Knee Arthroscopy | Arthroscopy
Benefits | When is it used? | Procedure | Consultation
What is arthroscopy?
Arthroscopy is a joint-preserving operation. An arthroscope, which usually consists of a system of rod lenses, a light source and a rinsing and suction device, is introduced through two small incisions in the joint space. This allows the joint to be examined directly on an external monitor and treated immediately if required. Arthroscopy is used to find out more about changes in the joint, whether they are degenerative (joint wear), inflammatory, traumatic (caused by an accident) or tumorous, and thus determine the right post-operative treatment. Arthroscopy can also be used as a treatment method for minor damage and injuries.

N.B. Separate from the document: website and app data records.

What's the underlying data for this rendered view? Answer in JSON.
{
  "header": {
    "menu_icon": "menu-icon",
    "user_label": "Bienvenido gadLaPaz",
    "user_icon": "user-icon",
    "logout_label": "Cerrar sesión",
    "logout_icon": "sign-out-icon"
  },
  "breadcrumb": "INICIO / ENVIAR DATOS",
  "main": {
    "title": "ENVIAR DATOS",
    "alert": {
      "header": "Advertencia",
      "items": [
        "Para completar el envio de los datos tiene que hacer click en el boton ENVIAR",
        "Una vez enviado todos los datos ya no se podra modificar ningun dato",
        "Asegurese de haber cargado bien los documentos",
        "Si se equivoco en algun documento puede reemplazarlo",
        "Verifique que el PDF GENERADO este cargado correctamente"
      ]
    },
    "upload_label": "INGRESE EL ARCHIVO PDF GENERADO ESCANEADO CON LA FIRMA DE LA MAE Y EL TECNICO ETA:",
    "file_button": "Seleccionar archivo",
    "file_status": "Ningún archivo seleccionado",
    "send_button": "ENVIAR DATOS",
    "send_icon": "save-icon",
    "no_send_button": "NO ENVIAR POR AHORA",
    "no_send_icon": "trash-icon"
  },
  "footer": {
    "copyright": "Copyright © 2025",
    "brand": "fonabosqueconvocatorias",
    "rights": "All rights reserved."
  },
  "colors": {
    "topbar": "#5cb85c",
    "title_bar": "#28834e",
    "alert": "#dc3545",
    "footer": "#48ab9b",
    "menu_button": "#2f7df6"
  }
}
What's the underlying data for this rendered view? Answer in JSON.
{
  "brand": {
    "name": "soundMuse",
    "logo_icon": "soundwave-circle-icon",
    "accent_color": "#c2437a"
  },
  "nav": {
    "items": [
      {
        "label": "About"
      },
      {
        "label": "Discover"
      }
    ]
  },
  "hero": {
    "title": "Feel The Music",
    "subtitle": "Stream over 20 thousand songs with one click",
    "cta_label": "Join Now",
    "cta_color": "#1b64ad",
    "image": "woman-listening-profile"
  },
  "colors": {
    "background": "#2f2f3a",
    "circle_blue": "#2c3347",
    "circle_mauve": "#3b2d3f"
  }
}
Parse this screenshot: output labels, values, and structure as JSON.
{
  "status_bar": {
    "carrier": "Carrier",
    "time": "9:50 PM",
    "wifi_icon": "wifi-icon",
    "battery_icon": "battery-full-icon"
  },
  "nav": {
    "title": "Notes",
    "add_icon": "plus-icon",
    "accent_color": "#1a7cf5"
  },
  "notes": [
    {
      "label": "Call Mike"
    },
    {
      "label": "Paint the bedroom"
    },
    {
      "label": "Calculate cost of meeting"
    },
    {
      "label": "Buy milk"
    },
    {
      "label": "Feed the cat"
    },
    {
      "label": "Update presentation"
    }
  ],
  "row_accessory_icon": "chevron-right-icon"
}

Arthroscopic procedures can be performed on all joints. They are commonly used on the knee, shoulder and ankle joints, and less often on hips, elbows and other joints.
Arthroscopy is minimally invasive surgery, which is often performed for minor injuries. Arthroscopy has the following benefits over open surgical procedures:
- Lower stress on the body
- Less pain after the procedure
- Shorter regeneration/healing times
- Faster return to day-to-day activities
Arthroscopy is required if the previous conservative treatment (medication, physiotherapy, etc.) has not provided satisfactory relief. It can be indicated for the following conditions:
Arthroscopy will slow the progression of osteoarthritis considerably, but in most cases it provides only temporary relief. Usually the pain of osteoarthritis returns faster than expected. In addition, many patients who have waited too long to get treatment due to their fear of surgery already have considerable functional impairment and malpositioning of the knee joint (bow legs or knock knees), so arthroscopy may no longer be possible as a treatment for osteoarthritis. In many cases, relief of the symptoms of osteoarthritis and restoration of mobility can only be achieved through artificial knee joint resurfacing (i.e. a knee replacement).
Depending on the particular problem, arthroscopy usually takes between 45 and 90 minutes. First, the optical instruments are inserted through small incisions and the surgical area is assessed. Then, for example, the cartilage can be smoothed and any torn tissue (e.g., meniscus) can be removed or sutured.
Depending on what surgery is performed, arthroscopy can be either an outpatient or inpatient procedure. This is arranged in advance with the insurance provider.
Arthroscopy is a common, routine procedure, with very few adverse events or complications. Nevertheless, it is important to understand that the following problems and complications cannot be completely ruled out: infection, thrombosis, joint or nerve injuries.
Our doctors have many years of experience and are highly skilled in sports and joint surgery. Dr Andreas L. Oberholzer is a well-known expert in knee surgery and has extensive experience in knee replacements. He trains international doctors in this area and supports the further development of soft-tissue-oriented techniques for the implantation of artificial knee joints. You can find out more about his work here.
We guarantee rapid, expert assessment and consultation and treatment in line with the latest medical findings. Don’t hesitate to get in touch if you would like a second opinion.